    First, you are right that VRM is an Archimedean challenge. I prefer that metaphor to ocean-boiling. If we borrow the ocean metaphor, it's to look at the sea (half million and counting) of open source code bases out there for the right combination of small wheels we don't need to re-invent. I believe this is exactly what Adriana, Alec and friends are doing with the work she points to in her comments. It's also what we're doing with the relbutton. The nice thing there is that we have a handy symbol behind which all kinds of code can be placed.

    Second, the “Searlsian” adjective makes me cringe. I'd prefer something descriptive. “The relationship decade” or “The live Web decade” perhaps? I like 'live” because I think the most important and meaningful interactions will happen in close to real time. Too much of demand works that way already in any case, and the site-based static web can't cut it. Not alone, anyway.

    I also think it needs to be mobile. A whole 'nuther topic I don't have time to go into, but let's stick a reminder there.

    And thanks again.

  3. Graham Sadd | June 10th, 2008 | 7:53 am

    A key point about VRM is to have the ability to post 'invitations' to pull relevant information whilst retaining your anonymity.
    You may be interested to read the article 'VRM – Threat or opportunity?' on my blog or at
    http://www.mycustomer.com/cgi-bin/item.cgi?id=1

  4. cgerrish | June 14th, 2008 | 10:23 am

    Interesting approach, I tried to express something similar with my posts “Who owns the pen with which you write?” and some discussions about Data Liquidity.

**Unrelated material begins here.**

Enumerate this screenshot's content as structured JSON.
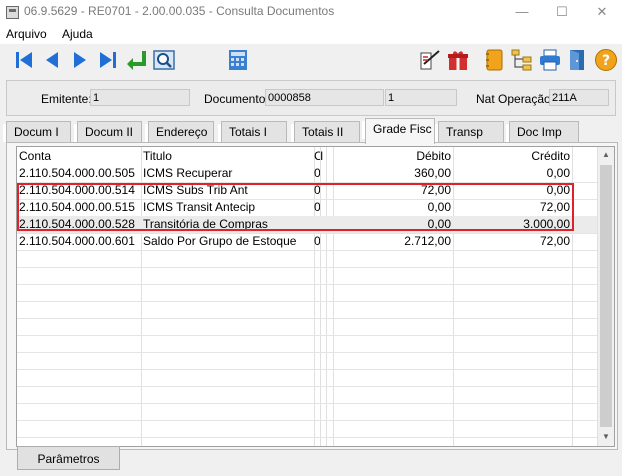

    Lately I've been thinking that the foundation for this approach already exists in Dave Winer's OPML Editor. Because Dave fundamentally believes that you should have a local copy of everything you write or create, you keep your data at the point of origin. Then there's a simple upstreaming process that could be pointed to various clouds, or the blogging API. A comment API would be a welcome addition.

    There's a question about how new infrastructure and standards propagate — it requires a tremendous use of force to implement change systematically. Spreading virally node by node seems to be the more effective model.

  5. cgerrish | June 14th, 2008 | 10:40 am

    Thanks for the comment Doc. The 'ocean boiling' metaphor is really a question of approach, as you note. But it does give a sense of the size of the task at hand.

    The live real-time aspect of this is very interesting. While XML-HTTP-Request has created a back door into a more interactive web page, it seems clear that an XMPP infrastructure will need to be deployed along side the established HTTP servers to provide that capability.

    If we assume success, the scale and bursty-ness of traffic will be tough to engineer for. Witness the difficulties of Twitter. I'm starting to explore the idea that a primary market will be required for VRM gestures. It'll be too difficult for Vendors to scan all possible nodes looking for possible connections. This is where the utility of Twitter and Track could be a piece of the puzzle.

    Regarding the mobility issue. The un-networked desktop computer is dead, long live the teleputer.

    As far as my use of the “Searlsian” adjective, ultimately it's not for you or me to say. If VRM and IIW have achieved their goals in ten years, I'd like to make sure that it's remembered that a person had this vision and worked with others to make it happen. The technical achievement will be substantial, but the human achievement will be world changing.

  6. cgerrish | June 14th, 2008 | 10:47 am

    My understanding of the ongoing development of identity models through the IIW process is that 'anonymity' may either be a default state, or a managed persona within an identity management system.

    The key is to enable a two-way market and conversation. One might ask the question: who would perceive VRM as a threat?